MATERIAL FOR THE TASK:
=-=-=-=-=

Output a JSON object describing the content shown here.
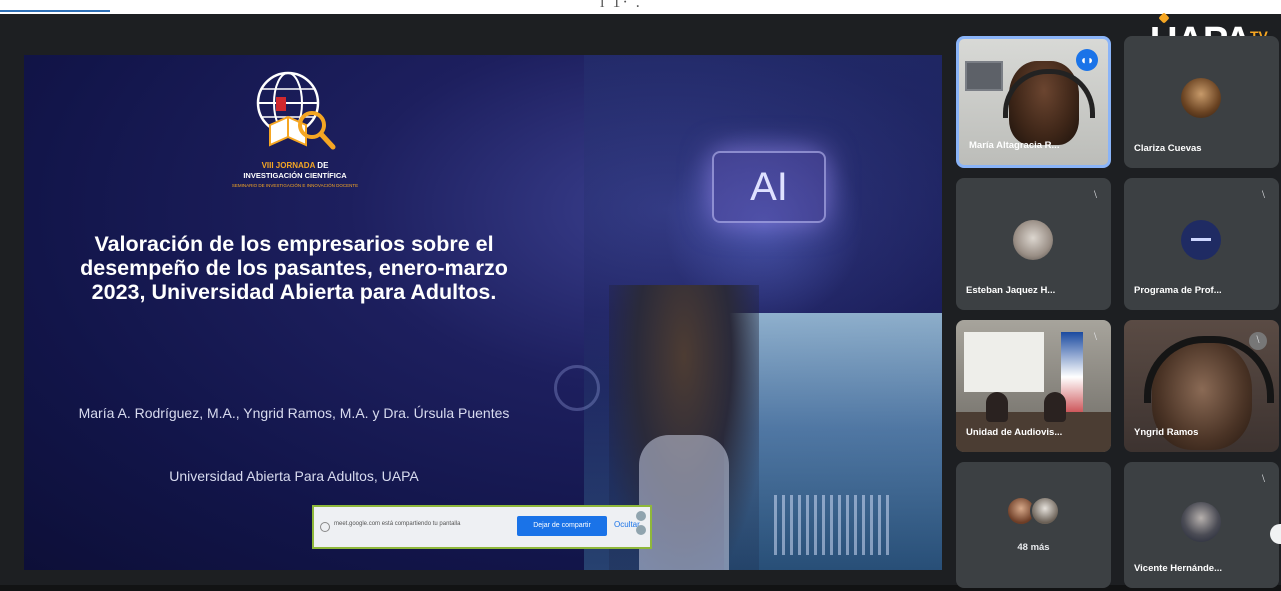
{
  "page": {
    "partial_heading": "i 1· ."
  },
  "slide": {
    "logo": {
      "line1_prefix": "VIII JORNADA",
      "line1_suffix": "DE",
      "line2": "INVESTIGACIÓN CIENTÍFICA",
      "line3": "SEMINARIO DE INVESTIGACIÓN E INNOVACIÓN DOCENTE"
    },
    "ai_label": "AI",
    "title": "Valoración de los empresarios sobre el desempeño de los pasantes, enero-marzo 2023, Universidad Abierta para Adultos.",
    "authors": "María A.  Rodríguez, M.A.,  Yngrid Ramos, M.A. y Dra. Úrsula Puentes",
    "institution": "Universidad Abierta Para Adultos, UAPA"
  },
  "share_bar": {
    "message": "meet.google.com está compartiendo tu pantalla",
    "stop_label": "Dejar de compartir",
    "hide_label": "Ocultar"
  },
  "branding": {
    "logo_text": "UAPA",
    "tv_text": "TV"
  },
  "participants": [
    {
      "name": "María Altagracia R...",
      "speaking": true
    },
    {
      "name": "Clariza Cuevas"
    },
    {
      "name": "Esteban Jaquez H..."
    },
    {
      "name": "Programa de Prof..."
    },
    {
      "name": "Unidad de Audiovis..."
    },
    {
      "name": "Yngrid Ramos"
    },
    {
      "name": "48 más"
    },
    {
      "name": "Vicente Hernánde..."
    }
  ],
  "icons": {
    "mic_off": "⧵",
    "speaking": "◖◗"
  },
  "colors": {
    "accent": "#1a73e8",
    "brand_orange": "#f5a623",
    "tile_bg": "#3c4043"
  }
}
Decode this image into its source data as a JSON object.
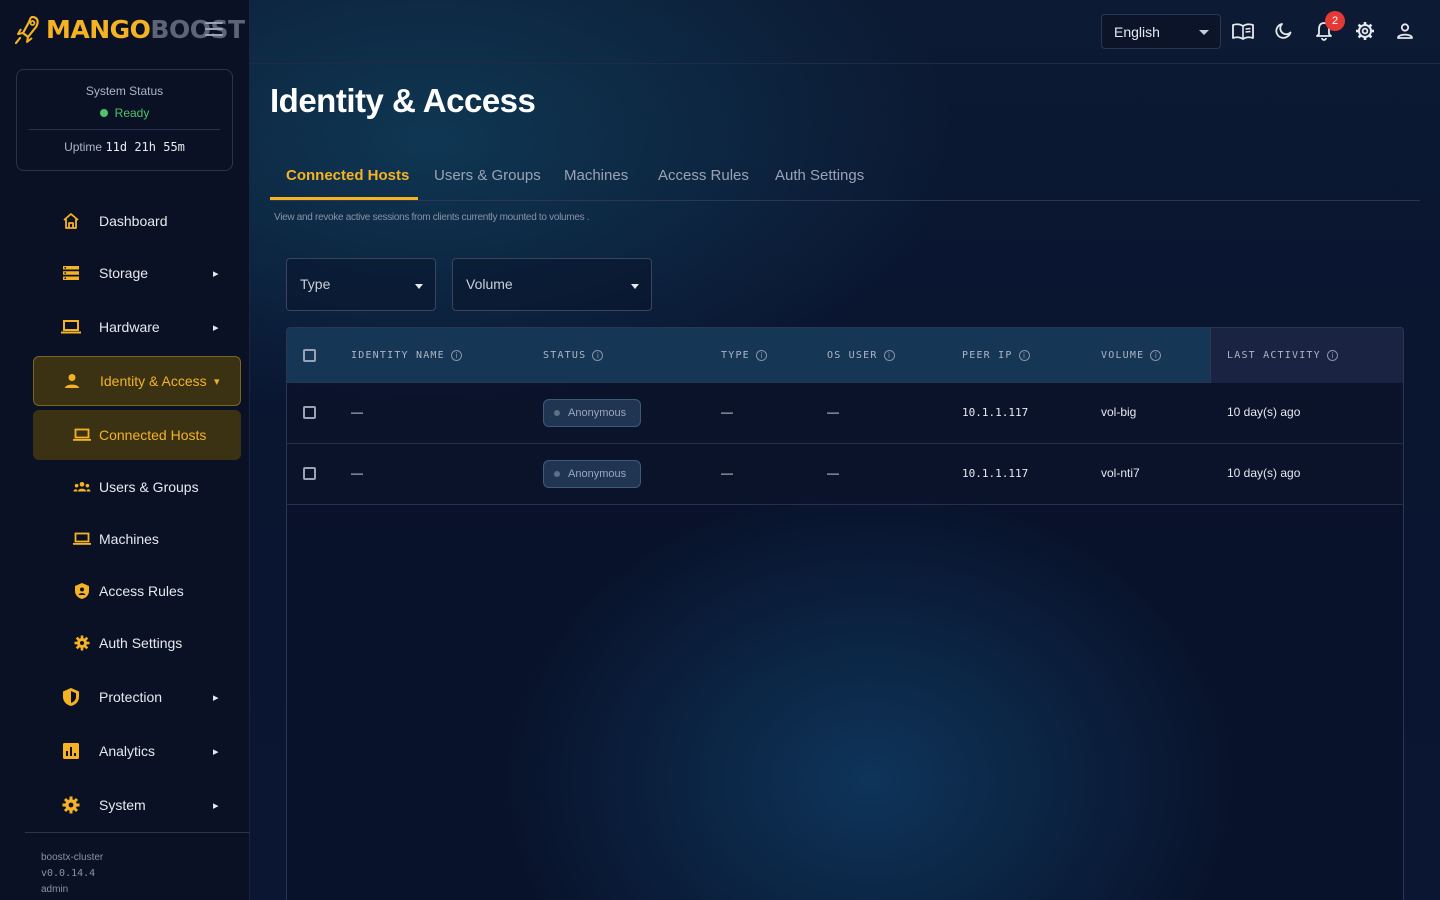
{
  "brand": {
    "part1": "MANGO",
    "part2": "BOOST"
  },
  "colors": {
    "accent": "#f5b324",
    "ready": "#4cc26a",
    "badge": "#e53935"
  },
  "system_status": {
    "title": "System Status",
    "state": "Ready",
    "uptime_label": "Uptime",
    "uptime_value": "11d 21h 55m"
  },
  "nav": {
    "dashboard": "Dashboard",
    "storage": "Storage",
    "hardware": "Hardware",
    "identity": "Identity & Access",
    "sub": {
      "connected_hosts": "Connected Hosts",
      "users_groups": "Users & Groups",
      "machines": "Machines",
      "access_rules": "Access Rules",
      "auth_settings": "Auth Settings"
    },
    "protection": "Protection",
    "analytics": "Analytics",
    "system": "System"
  },
  "footer": {
    "cluster": "boostx-cluster",
    "version": "v0.0.14.4",
    "user": "admin"
  },
  "topbar": {
    "language": "English",
    "notification_count": "2",
    "icons": [
      "book-icon",
      "moon-icon",
      "bell-icon",
      "gear-icon",
      "user-icon"
    ]
  },
  "page": {
    "title": "Identity & Access",
    "tabs": [
      "Connected Hosts",
      "Users & Groups",
      "Machines",
      "Access Rules",
      "Auth Settings"
    ],
    "active_tab": "Connected Hosts",
    "subtitle": "View and revoke active sessions from clients currently mounted to volumes ."
  },
  "filters": {
    "type": "Type",
    "volume": "Volume"
  },
  "table": {
    "columns": [
      "IDENTITY NAME",
      "STATUS",
      "TYPE",
      "OS USER",
      "PEER IP",
      "VOLUME",
      "LAST ACTIVITY"
    ],
    "rows": [
      {
        "identity": "—",
        "status": "Anonymous",
        "type": "—",
        "os_user": "—",
        "peer_ip": "10.1.1.117",
        "volume": "vol-big",
        "last_activity": "10 day(s) ago"
      },
      {
        "identity": "—",
        "status": "Anonymous",
        "type": "—",
        "os_user": "—",
        "peer_ip": "10.1.1.117",
        "volume": "vol-nti7",
        "last_activity": "10 day(s) ago"
      }
    ]
  }
}
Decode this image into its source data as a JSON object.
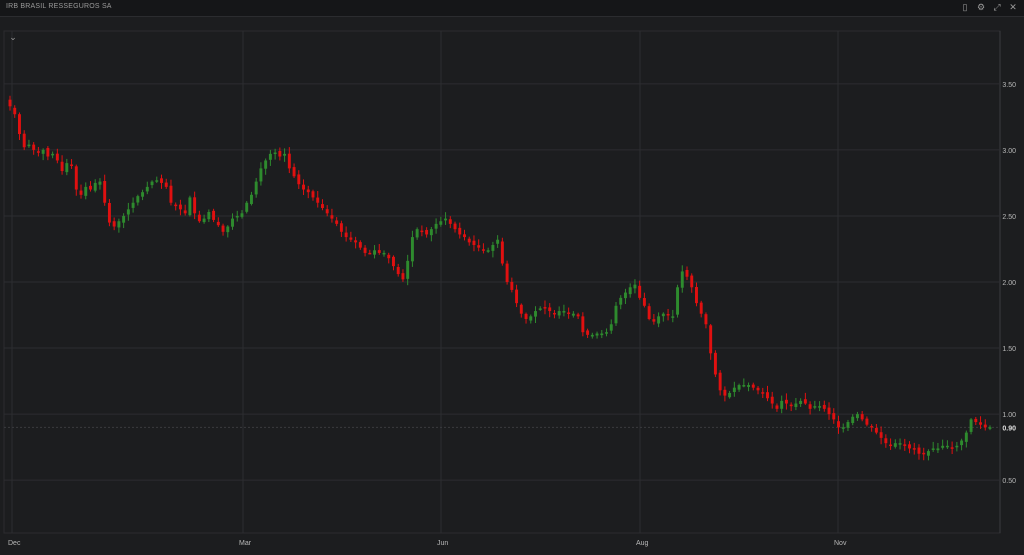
{
  "window": {
    "title": "IRB BRASIL RESSEGUROS SA",
    "buttons": [
      "window-icon",
      "settings-icon",
      "expand-icon",
      "close-icon"
    ]
  },
  "colors": {
    "up": "#2e8b2e",
    "down": "#e01010",
    "grid": "#2c2d30",
    "background": "#1c1d1f",
    "axis_text": "#b8b8b8"
  },
  "chart_data": {
    "type": "candlestick",
    "x_ticks": [
      "Dec",
      "Mar",
      "Jun",
      "Aug",
      "Nov"
    ],
    "y_ticks": [
      "3.50",
      "3.00",
      "2.50",
      "2.00",
      "1.50",
      "1.00",
      "0.50"
    ],
    "ylim": [
      0.1,
      3.9
    ],
    "last_price": "0.90",
    "grid": true,
    "closes": [
      3.33,
      3.27,
      3.12,
      3.02,
      3.04,
      3.0,
      2.98,
      3.0,
      2.95,
      2.97,
      2.92,
      2.84,
      2.9,
      2.88,
      2.7,
      2.66,
      2.72,
      2.7,
      2.75,
      2.76,
      2.6,
      2.45,
      2.42,
      2.46,
      2.5,
      2.55,
      2.6,
      2.65,
      2.68,
      2.72,
      2.76,
      2.77,
      2.75,
      2.72,
      2.6,
      2.58,
      2.55,
      2.52,
      2.64,
      2.52,
      2.46,
      2.48,
      2.53,
      2.47,
      2.43,
      2.38,
      2.42,
      2.48,
      2.5,
      2.52,
      2.6,
      2.66,
      2.76,
      2.86,
      2.92,
      2.97,
      2.98,
      2.95,
      2.97,
      2.86,
      2.8,
      2.74,
      2.7,
      2.68,
      2.64,
      2.6,
      2.56,
      2.52,
      2.48,
      2.44,
      2.38,
      2.34,
      2.32,
      2.3,
      2.26,
      2.22,
      2.22,
      2.24,
      2.22,
      2.22,
      2.18,
      2.12,
      2.06,
      2.02,
      2.16,
      2.34,
      2.4,
      2.38,
      2.36,
      2.4,
      2.44,
      2.46,
      2.48,
      2.44,
      2.4,
      2.36,
      2.34,
      2.3,
      2.28,
      2.26,
      2.24,
      2.24,
      2.28,
      2.32,
      2.14,
      2.0,
      1.94,
      1.84,
      1.76,
      1.72,
      1.74,
      1.78,
      1.8,
      1.8,
      1.78,
      1.76,
      1.78,
      1.78,
      1.76,
      1.76,
      1.74,
      1.62,
      1.6,
      1.6,
      1.61,
      1.61,
      1.62,
      1.68,
      1.82,
      1.88,
      1.92,
      1.96,
      1.98,
      1.88,
      1.82,
      1.72,
      1.7,
      1.74,
      1.76,
      1.75,
      1.74,
      1.96,
      2.08,
      2.04,
      1.96,
      1.84,
      1.76,
      1.68,
      1.46,
      1.3,
      1.18,
      1.14,
      1.16,
      1.2,
      1.22,
      1.22,
      1.22,
      1.2,
      1.18,
      1.16,
      1.12,
      1.08,
      1.04,
      1.1,
      1.08,
      1.06,
      1.08,
      1.1,
      1.08,
      1.04,
      1.06,
      1.06,
      1.04,
      1.0,
      0.96,
      0.9,
      0.9,
      0.94,
      0.98,
      1.0,
      0.96,
      0.92,
      0.9,
      0.86,
      0.82,
      0.78,
      0.76,
      0.78,
      0.78,
      0.76,
      0.74,
      0.74,
      0.7,
      0.7,
      0.72,
      0.74,
      0.74,
      0.76,
      0.76,
      0.74,
      0.76,
      0.8,
      0.86,
      0.96,
      0.94,
      0.92,
      0.9,
      0.9
    ]
  }
}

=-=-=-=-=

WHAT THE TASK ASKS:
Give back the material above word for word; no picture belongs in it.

FINISHED EXERCISE:
Output a JSON object describing the content shown here.
{
  "page": {
    "partial_heading": "i 1· ."
  },
  "slide": {
    "logo": {
      "line1_prefix": "VIII JORNADA",
      "line1_suffix": "DE",
      "line2": "INVESTIGACIÓN CIENTÍFICA",
      "line3": "SEMINARIO DE INVESTIGACIÓN E INNOVACIÓN DOCENTE"
    },
    "ai_label": "AI",
    "title": "Valoración de los empresarios sobre el desempeño de los pasantes, enero-marzo 2023, Universidad Abierta para Adultos.",
    "authors": "María A.  Rodríguez, M.A.,  Yngrid Ramos, M.A. y Dra. Úrsula Puentes",
    "institution": "Universidad Abierta Para Adultos, UAPA"
  },
  "share_bar": {
    "message": "meet.google.com está compartiendo tu pantalla",
    "stop_label": "Dejar de compartir",
    "hide_label": "Ocultar"
  },
  "branding": {
    "logo_text": "UAPA",
    "tv_text": "TV"
  },
  "participants": [
    {
      "name": "María Altagracia R...",
      "speaking": true
    },
    {
      "name": "Clariza Cuevas"
    },
    {
      "name": "Esteban Jaquez H..."
    },
    {
      "name": "Programa de Prof..."
    },
    {
      "name": "Unidad de Audiovis..."
    },
    {
      "name": "Yngrid Ramos"
    },
    {
      "name": "48 más"
    },
    {
      "name": "Vicente Hernánde..."
    }
  ],
  "icons": {
    "mic_off": "⧵",
    "speaking": "◖◗"
  },
  "colors": {
    "accent": "#1a73e8",
    "brand_orange": "#f5a623",
    "tile_bg": "#3c4043"
  }
}
Decode this image into its source data as a JSON object.
{
  "brand": {
    "part1": "MANGO",
    "part2": "BOOST"
  },
  "colors": {
    "accent": "#f5b324",
    "ready": "#4cc26a",
    "badge": "#e53935"
  },
  "system_status": {
    "title": "System Status",
    "state": "Ready",
    "uptime_label": "Uptime",
    "uptime_value": "11d 21h 55m"
  },
  "nav": {
    "dashboard": "Dashboard",
    "storage": "Storage",
    "hardware": "Hardware",
    "identity": "Identity & Access",
    "sub": {
      "connected_hosts": "Connected Hosts",
      "users_groups": "Users & Groups",
      "machines": "Machines",
      "access_rules": "Access Rules",
      "auth_settings": "Auth Settings"
    },
    "protection": "Protection",
    "analytics": "Analytics",
    "system": "System"
  },
  "footer": {
    "cluster": "boostx-cluster",
    "version": "v0.0.14.4",
    "user": "admin"
  },
  "topbar": {
    "language": "English",
    "notification_count": "2",
    "icons": [
      "book-icon",
      "moon-icon",
      "bell-icon",
      "gear-icon",
      "user-icon"
    ]
  },
  "page": {
    "title": "Identity & Access",
    "tabs": [
      "Connected Hosts",
      "Users & Groups",
      "Machines",
      "Access Rules",
      "Auth Settings"
    ],
    "active_tab": "Connected Hosts",
    "subtitle": "View and revoke active sessions from clients currently mounted to volumes ."
  },
  "filters": {
    "type": "Type",
    "volume": "Volume"
  },
  "table": {
    "columns": [
      "IDENTITY NAME",
      "STATUS",
      "TYPE",
      "OS USER",
      "PEER IP",
      "VOLUME",
      "LAST ACTIVITY"
    ],
    "rows": [
      {
        "identity": "—",
        "status": "Anonymous",
        "type": "—",
        "os_user": "—",
        "peer_ip": "10.1.1.117",
        "volume": "vol-big",
        "last_activity": "10 day(s) ago"
      },
      {
        "identity": "—",
        "status": "Anonymous",
        "type": "—",
        "os_user": "—",
        "peer_ip": "10.1.1.117",
        "volume": "vol-nti7",
        "last_activity": "10 day(s) ago"
      }
    ]
  }
}
Decode this image into its source data as a JSON object.
{
  "window": {
    "title": "IRB BRASIL RESSEGUROS SA",
    "buttons": [
      "window-icon",
      "settings-icon",
      "expand-icon",
      "close-icon"
    ]
  },
  "colors": {
    "up": "#2e8b2e",
    "down": "#e01010",
    "grid": "#2c2d30",
    "background": "#1c1d1f",
    "axis_text": "#b8b8b8"
  },
  "chart_data": {
    "type": "candlestick",
    "x_ticks": [
      "Dec",
      "Mar",
      "Jun",
      "Aug",
      "Nov"
    ],
    "y_ticks": [
      "3.50",
      "3.00",
      "2.50",
      "2.00",
      "1.50",
      "1.00",
      "0.50"
    ],
    "ylim": [
      0.1,
      3.9
    ],
    "last_price": "0.90",
    "grid": true,
    "closes": [
      3.33,
      3.27,
      3.12,
      3.02,
      3.04,
      3.0,
      2.98,
      3.0,
      2.95,
      2.97,
      2.92,
      2.84,
      2.9,
      2.88,
      2.7,
      2.66,
      2.72,
      2.7,
      2.75,
      2.76,
      2.6,
      2.45,
      2.42,
      2.46,
      2.5,
      2.55,
      2.6,
      2.65,
      2.68,
      2.72,
      2.76,
      2.77,
      2.75,
      2.72,
      2.6,
      2.58,
      2.55,
      2.52,
      2.64,
      2.52,
      2.46,
      2.48,
      2.53,
      2.47,
      2.43,
      2.38,
      2.42,
      2.48,
      2.5,
      2.52,
      2.6,
      2.66,
      2.76,
      2.86,
      2.92,
      2.97,
      2.98,
      2.95,
      2.97,
      2.86,
      2.8,
      2.74,
      2.7,
      2.68,
      2.64,
      2.6,
      2.56,
      2.52,
      2.48,
      2.44,
      2.38,
      2.34,
      2.32,
      2.3,
      2.26,
      2.22,
      2.22,
      2.24,
      2.22,
      2.22,
      2.18,
      2.12,
      2.06,
      2.02,
      2.16,
      2.34,
      2.4,
      2.38,
      2.36,
      2.4,
      2.44,
      2.46,
      2.48,
      2.44,
      2.4,
      2.36,
      2.34,
      2.3,
      2.28,
      2.26,
      2.24,
      2.24,
      2.28,
      2.32,
      2.14,
      2.0,
      1.94,
      1.84,
      1.76,
      1.72,
      1.74,
      1.78,
      1.8,
      1.8,
      1.78,
      1.76,
      1.78,
      1.78,
      1.76,
      1.76,
      1.74,
      1.62,
      1.6,
      1.6,
      1.61,
      1.61,
      1.62,
      1.68,
      1.82,
      1.88,
      1.92,
      1.96,
      1.98,
      1.88,
      1.82,
      1.72,
      1.7,
      1.74,
      1.76,
      1.75,
      1.74,
      1.96,
      2.08,
      2.04,
      1.96,
      1.84,
      1.76,
      1.68,
      1.46,
      1.3,
      1.18,
      1.14,
      1.16,
      1.2,
      1.22,
      1.22,
      1.22,
      1.2,
      1.18,
      1.16,
      1.12,
      1.08,
      1.04,
      1.1,
      1.08,
      1.06,
      1.08,
      1.1,
      1.08,
      1.04,
      1.06,
      1.06,
      1.04,
      1.0,
      0.96,
      0.9,
      0.9,
      0.94,
      0.98,
      1.0,
      0.96,
      0.92,
      0.9,
      0.86,
      0.82,
      0.78,
      0.76,
      0.78,
      0.78,
      0.76,
      0.74,
      0.74,
      0.7,
      0.7,
      0.72,
      0.74,
      0.74,
      0.76,
      0.76,
      0.74,
      0.76,
      0.8,
      0.86,
      0.96,
      0.94,
      0.92,
      0.9,
      0.9
    ]
  }
}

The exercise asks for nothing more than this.